Happy Smiling Boy Talking To Male Nurse In Emergency Room[/caption]Licensed Vocational Nurses (LVNs) provide basic nursing care. They work under the direction of registered nurses and doctors.

Licensed Vocational Nurse duties vary, depending on their work setting. For example, they may teach family members how to care for a relative; help to deliver, care for, and feed infants; collect samples for testing and do routine laboratory tests; or feed patients who need help eating. Experienced VNs oversee and direct other practical nurses or vocational nurses and unlicensed medical staff.

DUTIES

LVNs are typically responsible for monitoring patients’ vital signs, including their blood pressure, pulse, respiration, temperature, height and weight.
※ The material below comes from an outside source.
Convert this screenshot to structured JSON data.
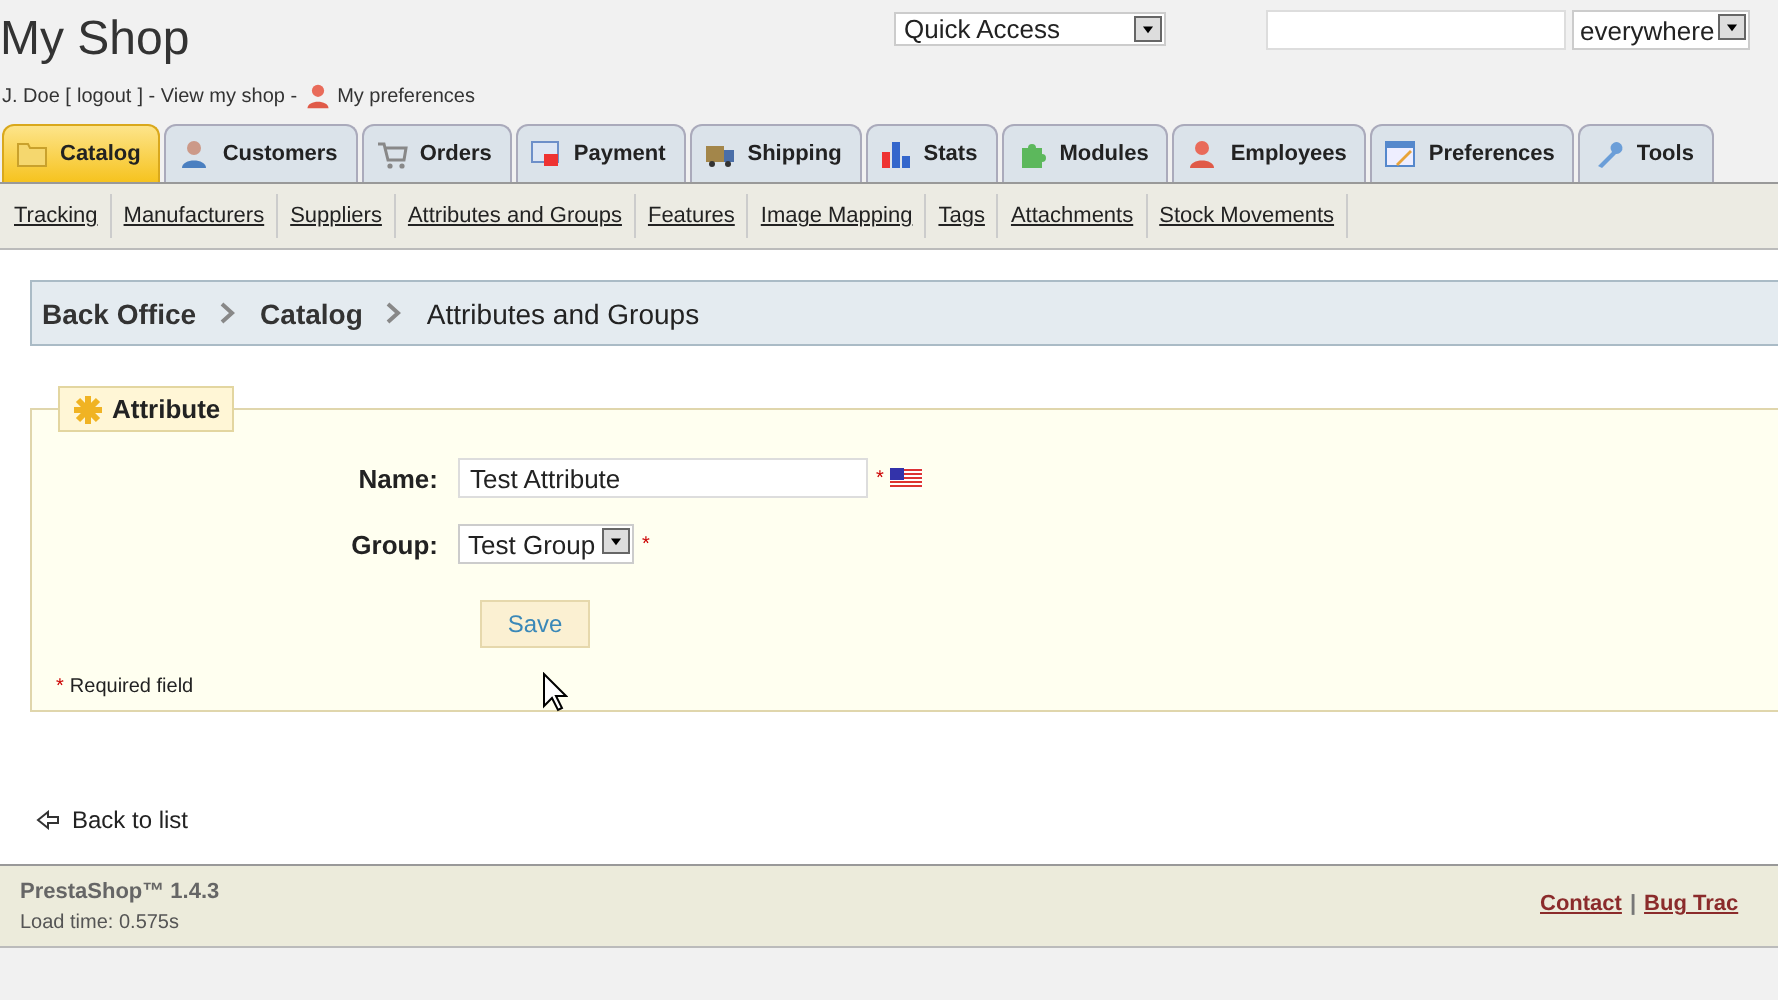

Other tasks that LVNs are responsible for:

  • Administer prescribed medications or start intravenous fluids.
  • Observe patients, charting and reporting changes in patients’ condition.
  • Provide basic patient care or treatments, such as taking temperatures or blood pressures, dressing wounds, treating bedsores, massaging, or performing catheterizations.
  • Sterilize equipment and supplies.
  • Answer patients’ calls and determine how to assist them.
  • Measure and record patients’ vital signs, including height, weight, temperature, blood pressure, pulse, and respiration.
  • Work as part of a healthcare team to assess patient needs, plan and modify care, and implement interventions.
  • Collect samples, such as blood, urine, or sputum from patients, and perform routine laboratory tests.
  • Prepare patients for examinations, tests, or treatments and explain procedures.
  • Assemble and use equipment, such as catheters, tracheotomy tubes, or oxygen suppliers.

REQUIREMENTS

LVNs must graduate from a vocational nursing program. These programs are usually offered by community colleges and vocational schools, and they usually take about one year to complete. Students enrolled in these programs receive training both in the classroom and in a clinical environment. Subjects covered typically include anatomy, physiology, nutrition, pharmacology, first aid, obstetrics, pediatrics, medical-surgical nursing and patient care.